First off, we meet Alexandre Bragado-Fischer, Roger’s other half, Played by Gabriel Taneko, Alexandre is required to do a fair chunk of the emotional heavy lifting. There’s a moment late in episode 3 involving a siren which is chilling, and tells you a lot about the world, precisely because of how unconcerned Alexandre is. Gabriel exels in this sort of role, and you get a sense of the relationship that is far more rounded, a little more fractious and just as kind as you’d dared hope. You buy these men as a couple, instantly and completely. You worry about them. You also, thanks to the subtle overbuilding, soon realize you have reason to.
Ashwini Ray is also introduced in these early episodes. Played with kick in the door joi de vivre by the excellent Tau Zaman (Whose Caravan is another essential listen), Ashiwni loves to hear zemselves talk and Zaman has tremendous fun chewing the glorious language loving monologues that are already Ashwini’s trademark. Completely secure in zeir own genius, and with good reason, Ashwini is a very welcome addition to the cast.
Ashwini is also, I suspect, one of the two imminent fan favorites this season will create. The other is Michell L’Anglois played by Cass McPhee. Michell is superficially a hard charging security badass but his first appearance here reveals both more of MTO‘s signature compassion and a surprisingly endearing gourmand streak. This is a very diverse range of characters and actors, and they’re all exactly what you would expect them to be; people, complex, nuanced, interesting people whose very presence in the show makes it more of what it should be not less of what some people are needlessly afraid of. Self aware, self deprecating and endearingly grumpy, Michell is a lot of fun.
Nessa Cheong, played by Elissa Park, is another welcome new perspective. One of the most impressive elements of this season is the way we get extra context for some of the events referenced in the first season. In Nessa’s case, that gives us a moment of pure, open armed joy as Nessa recounts just how much she loves the job she never expected to have, Nessa LOVES her work and it’s an innocent enthusiasm that neatly sharpens the edge of Roger’s cynicism. There’s also the makings of a deeply necessary and compassionately written sub plot concerning Nessa and Michel.

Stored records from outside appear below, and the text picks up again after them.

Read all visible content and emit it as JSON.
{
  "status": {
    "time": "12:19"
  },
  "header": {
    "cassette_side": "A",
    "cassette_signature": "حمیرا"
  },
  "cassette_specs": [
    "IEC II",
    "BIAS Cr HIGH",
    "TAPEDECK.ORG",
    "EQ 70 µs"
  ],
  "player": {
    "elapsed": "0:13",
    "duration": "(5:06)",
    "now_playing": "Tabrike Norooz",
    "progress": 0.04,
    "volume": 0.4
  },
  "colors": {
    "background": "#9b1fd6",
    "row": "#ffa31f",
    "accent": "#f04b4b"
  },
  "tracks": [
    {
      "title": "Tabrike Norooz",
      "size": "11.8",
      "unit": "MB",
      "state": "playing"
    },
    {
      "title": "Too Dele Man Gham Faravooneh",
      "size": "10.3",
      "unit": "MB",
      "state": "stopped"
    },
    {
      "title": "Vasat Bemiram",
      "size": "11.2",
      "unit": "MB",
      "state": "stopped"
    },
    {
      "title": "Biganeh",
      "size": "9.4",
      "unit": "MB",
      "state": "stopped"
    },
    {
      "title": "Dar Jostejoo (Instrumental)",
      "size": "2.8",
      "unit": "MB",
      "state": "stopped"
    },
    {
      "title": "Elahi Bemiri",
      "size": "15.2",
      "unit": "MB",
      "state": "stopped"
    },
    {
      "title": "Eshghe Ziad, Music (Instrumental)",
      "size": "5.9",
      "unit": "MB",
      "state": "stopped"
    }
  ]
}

The collision between aro and trans culture, and the different ways the pair of them are dealing with their complicated relationship gives the series an emotional foundation that grounds and enhances the entire ensemble.

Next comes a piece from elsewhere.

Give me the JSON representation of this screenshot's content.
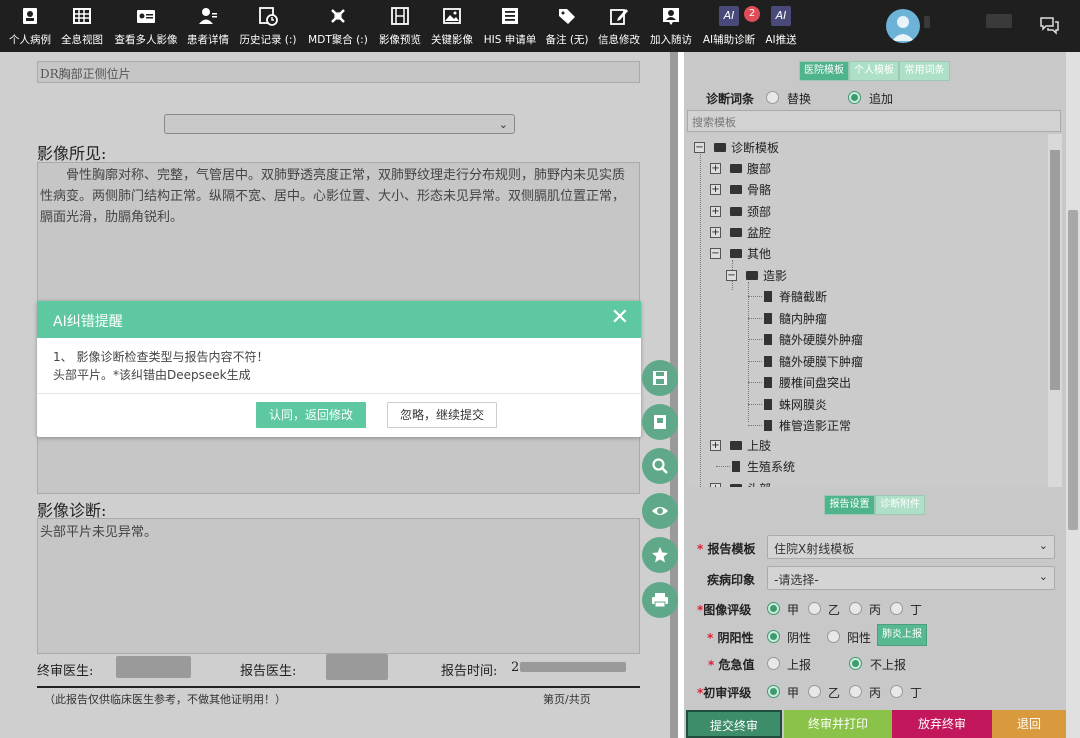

Wilder doesn’t so much make an entrance as stop an entrance exploding. The cheery engineer is nothing like their colleagues; relaxed to the point of horizontality, on her last Big Red and fiercely proud of her job and her workplace. Pride that leads Wilder to being digusted at the substandard cryo tubes they’ve been sent…
Geniuses. A soldier. A man who used to be much more than just a comms tech and the slow sense of the world starting to end. MTO season 2 functions as both a great jumping on point and a great escalation. You’ll like these characters instantly, you’ll care about them even as they start to screw up. And they will. Buckle up, we’re back on the Moon and while the pick up ship isn’t coming there’s still a ton to do.
Moonbase Theta, Out Season 2 is releasing now.